"You sculpt a lot with your cakes," I offer.
"Yes!" she says. "Yes. In terms of cakes, I would call myself a sculptor."
She eventually decided on culinary school after graduation, but quickly learned that she wasn't into the fast pace required of restaurant kitchens. "Don't get me wrong, I really enjoyed it," she says. "It taught me a lot. It taught me a lot of discipline. But I knew it wasn't for me." At the end of the program, when students were required to find an internship placement in a restaurant, she went to the dean and asked for permission to work in a bakery instead.
"They made tarts and cookies, all kinds of things," she says of the first bakery she worked at, reluctant to tell me the names of it and the school she went to, not finding them relevant to the work she does now. "When I started working there, I got to work at every single station and immediately loved cakes the most." One of her jobs was icing cakes, occasionally piping "Happy Birthday" on top of them. Eventually, she could ice up to 120 cakes a day. But she was drawn to decorating, a skill that wasn't exactly widely recognized in the late 1990s. One day, a customer brought in a picture of a cake decorated with fondant, the smooth sugar paste that novelty cake decorators use for its easily manipulation.

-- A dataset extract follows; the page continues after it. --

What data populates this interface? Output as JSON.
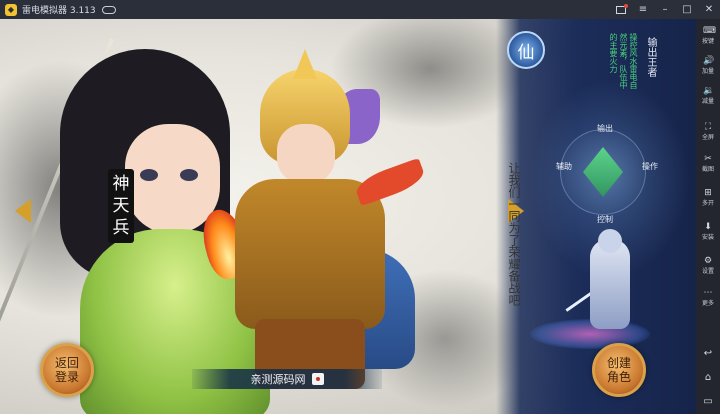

The bakery was able to make a buttercream version of that cake for the customer, but the fondant had piqued Gampp's curiosity.